OCR Breach Reporting: 2013 “Small Breach” Report due Saturday and Recent Settlement for Lack of Breach Notification Procedures

Amy Leopard
Amy Leopard

Guest post by Amy Leopard, partner, Bradley Arant Boult Cummings in Nashville, Tenn.

Don’t forget that the end-of-the-year reporting of Health Insurance Portability and Accountability Act (HIPAA) breaches of unsecured protected health information (PHI) discovered in 2013 is due Saturday, March 1, 2014.

Healthcare providers and health plans that are covered entities under HIPAA must report breaches of unsecured PHI affecting fewer than 500 individuals annually to the U.S. Department of Health and Human Services, Office for Civil Rights (OCR). These small breaches should already have been reported to each of the affected individuals, and reports to the OCR should include the actions to mitigate and remediate any breaches, even those affecting a single individual. Reports to the OCR of large breaches (those affecting 500 or more individuals) are made at the time of reporting to the affected individuals—that is, without unreasonable delay and in no case greater than 60 days.
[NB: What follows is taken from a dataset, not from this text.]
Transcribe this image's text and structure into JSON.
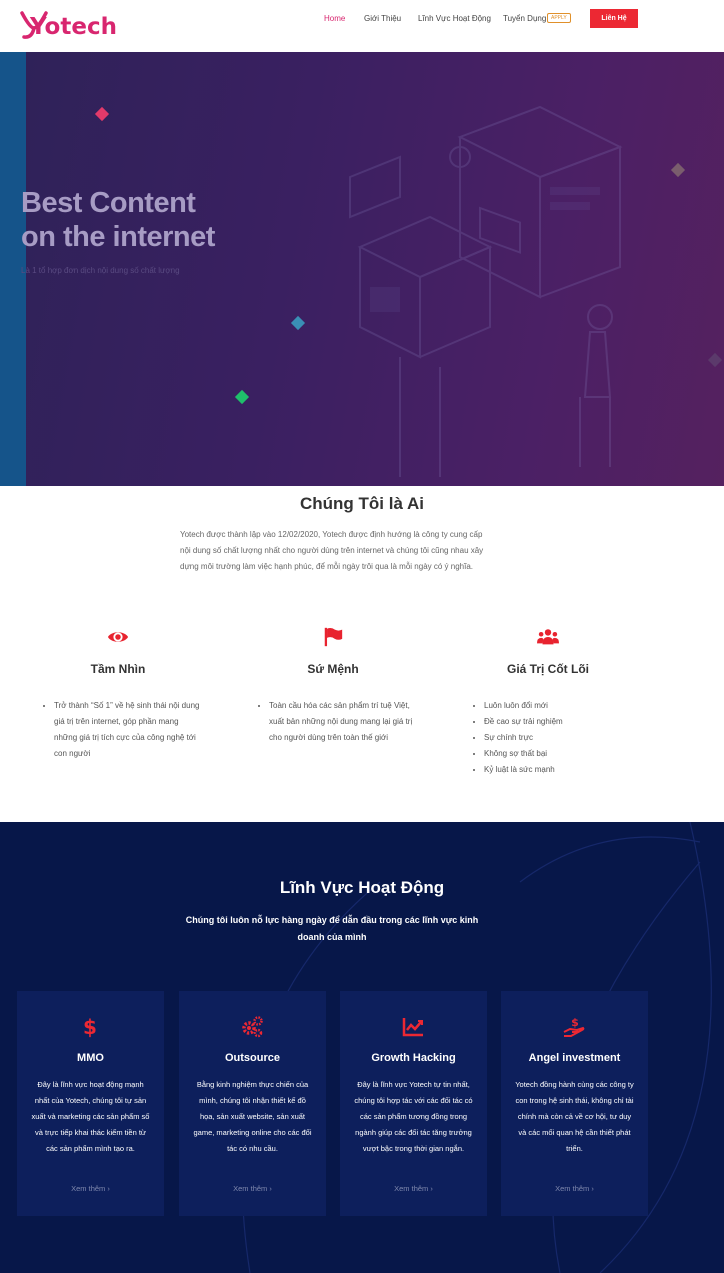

Covered entities may report small breaches electronically at the OCR’s website: www.hhs.gov/ocr/privacy/hipaa/administrative/breachnotificationrule/brinstruction.html.

Recent OCR Resolution Agreement

The reporting deadline comes on the heels of the most recent OCR resolution agreement with Adult & Pediatric Dermatology, P.C., of Concord, Massachusetts, which netted a $150,000 payment and corrective action plan. The resolution agreement settles potential HIPAA violations resulting from allegations that the practice failed to have breach notification procedures in place.

The OCR investigated the practice after an unencrypted thumb drive containing PHI of 2,200 individuals was reported stolen from a staff member’s car. Although the practice reported that the thumb drive did not include sensitive health information or financial information and that to its knowledge no PHI had been used, the OCR determined that the practice did not (1) conduct an accurate and through risk assessment as part of its security management process until over a year after the breach or (2) comply with the HIPAA requirement for written policies and procedures and training on breach notification requirements until four months after the breach occurred. The corrective action plan requires the practice to develop and submit to the OCR a risk analysis and management plan to address security risks and vulnerabilities.

Takeaways

The OCR continues to emphasize the critical need of having a thorough risk assessment updated regularly, including the need to address encryption of portable media.

This resolution further highlights the importance of having a written incident response plan in place, training staff to properly report incidents internally, and timely reporting any breaches of unsecured PHI to the OCR.

Write a Comment

Your email address will not be published. Required fields are marked *